Only two offies make it to the list of leading wicket-takers among spinners from the top nine ODI nations and their strike-rate isn't among the best with leg-spinners dominating, mostly. Finger-spinners' strike-rate is on the higher side.
However, Ashwin stands a more realistic chance of making it to the shortest format as the T20 World Cup will be played this year in India and the Men in Blue might well look for an immediate fix. But in the T20 side as well, either of Jadeja/Sundar will start with only room for an attacking spinner, who can get wickets.
The last two IPL seasons have been considered Ashwin's best in a long time with him showing ample improvement. However, all he has taken have been 28 scalps in 29 games. He has had great control though with an economy rate of 7.46. His strike-rate has been 22.7. As well as Ashwin bowled in the IPL 2020, only three times, did he take two wickets or more out of 15 games. Now, let's contrast it with the other spin options that India have at their disposal - Yuzvendra Chahal, Rahul Chahar and Varun Chakravarthy.
Chahal has a phenomenal record in the IPL and his strike-rate of 16.4 alongside an ER of 7.38 stands out.
Rahul Chahar, who recently played against England and represents Mumbai Indians, has a marginally better strike-rate and economy rate than R Ashwin.
Varun Chakravarthy hardly played a game in 2019 IPL wicket but he was a sensation last season and was among wickets. All of Ashwin's competitors already have a better strike-rate and fit the role of a wicket-taking spinner perfectly. Chahar, only marginally, but Chahal and Chakravarthy are far ahead and have great numbers in comparison to Ashwin.

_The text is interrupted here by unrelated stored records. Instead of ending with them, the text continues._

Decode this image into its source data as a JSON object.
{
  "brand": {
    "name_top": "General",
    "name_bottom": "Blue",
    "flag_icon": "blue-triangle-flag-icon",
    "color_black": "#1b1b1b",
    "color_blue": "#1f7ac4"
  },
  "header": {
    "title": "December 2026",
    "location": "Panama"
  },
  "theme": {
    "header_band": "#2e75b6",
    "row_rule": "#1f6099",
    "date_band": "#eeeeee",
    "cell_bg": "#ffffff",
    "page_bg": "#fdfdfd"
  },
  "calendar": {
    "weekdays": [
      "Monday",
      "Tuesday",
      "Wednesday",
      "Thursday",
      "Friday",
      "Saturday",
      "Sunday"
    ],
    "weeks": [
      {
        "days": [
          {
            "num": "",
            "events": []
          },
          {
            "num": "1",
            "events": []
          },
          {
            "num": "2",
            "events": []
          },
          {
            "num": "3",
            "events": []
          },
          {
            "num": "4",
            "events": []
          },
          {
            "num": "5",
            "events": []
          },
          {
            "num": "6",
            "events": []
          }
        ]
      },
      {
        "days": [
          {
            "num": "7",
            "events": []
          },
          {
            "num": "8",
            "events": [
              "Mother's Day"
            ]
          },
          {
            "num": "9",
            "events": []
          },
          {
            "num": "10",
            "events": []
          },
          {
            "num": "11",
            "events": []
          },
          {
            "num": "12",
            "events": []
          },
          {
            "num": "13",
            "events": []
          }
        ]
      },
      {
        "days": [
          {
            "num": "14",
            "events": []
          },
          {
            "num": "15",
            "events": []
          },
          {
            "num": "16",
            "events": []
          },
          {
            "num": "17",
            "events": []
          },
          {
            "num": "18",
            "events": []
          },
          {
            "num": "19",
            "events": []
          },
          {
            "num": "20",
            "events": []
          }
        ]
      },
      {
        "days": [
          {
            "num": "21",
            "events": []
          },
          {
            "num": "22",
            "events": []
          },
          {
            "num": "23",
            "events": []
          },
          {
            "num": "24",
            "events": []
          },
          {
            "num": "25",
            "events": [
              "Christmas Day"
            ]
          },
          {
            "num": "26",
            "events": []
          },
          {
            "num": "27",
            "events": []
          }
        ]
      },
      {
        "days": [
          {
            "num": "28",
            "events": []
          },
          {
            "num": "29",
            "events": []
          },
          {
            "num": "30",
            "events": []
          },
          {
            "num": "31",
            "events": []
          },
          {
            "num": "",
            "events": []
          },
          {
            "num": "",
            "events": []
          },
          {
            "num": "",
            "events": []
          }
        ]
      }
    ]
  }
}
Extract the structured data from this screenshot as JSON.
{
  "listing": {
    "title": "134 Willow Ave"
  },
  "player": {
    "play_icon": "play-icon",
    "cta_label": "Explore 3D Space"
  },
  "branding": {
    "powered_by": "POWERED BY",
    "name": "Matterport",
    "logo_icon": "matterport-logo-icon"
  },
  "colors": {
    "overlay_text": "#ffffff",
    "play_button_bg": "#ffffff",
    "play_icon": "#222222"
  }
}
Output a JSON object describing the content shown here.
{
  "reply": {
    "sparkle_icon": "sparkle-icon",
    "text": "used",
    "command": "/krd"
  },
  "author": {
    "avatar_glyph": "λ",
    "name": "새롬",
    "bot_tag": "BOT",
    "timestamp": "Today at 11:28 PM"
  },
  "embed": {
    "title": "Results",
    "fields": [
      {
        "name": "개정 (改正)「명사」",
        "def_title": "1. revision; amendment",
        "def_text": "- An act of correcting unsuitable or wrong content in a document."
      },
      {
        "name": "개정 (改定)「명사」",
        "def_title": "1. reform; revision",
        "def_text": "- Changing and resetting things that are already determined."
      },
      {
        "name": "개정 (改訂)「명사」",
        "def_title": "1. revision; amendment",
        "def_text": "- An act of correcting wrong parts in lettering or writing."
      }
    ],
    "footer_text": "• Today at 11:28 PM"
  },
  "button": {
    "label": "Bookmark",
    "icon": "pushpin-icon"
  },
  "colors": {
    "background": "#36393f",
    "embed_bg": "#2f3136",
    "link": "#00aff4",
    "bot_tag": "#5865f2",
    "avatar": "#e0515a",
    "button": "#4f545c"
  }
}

Yuzvendra Chahal has struggled in T20Is recently but having said that, Ashwin is yet to show his wicket-taking prowess in IPL, which has been a major criteria for Indian selections. And if he isn't even able to strike it regularly in the IPL, there isn't much to suggest that he will be an immediate fix for India's T20I woes.
Ashwin, in the first place, was dropped precisely for this reason. Not being able to take wickets in the middle-overs. Without proving that he can do, there are minimal chances of his comeback, at least, for the place he's fighting for in the team. Now, only if he has a glorious IPL season this year, that he comes into the reckoning again.
Not like last year, when three Indian spinners took more wickets than him having played similar numbers of games or even less. As for the recency bias and the thunder that he has at the moment, perceptions would again change once a Chahal has a 20-wicket season or a Chahar does well in the IPL. Only wickets would do, which he lacks right now, with the white-ball.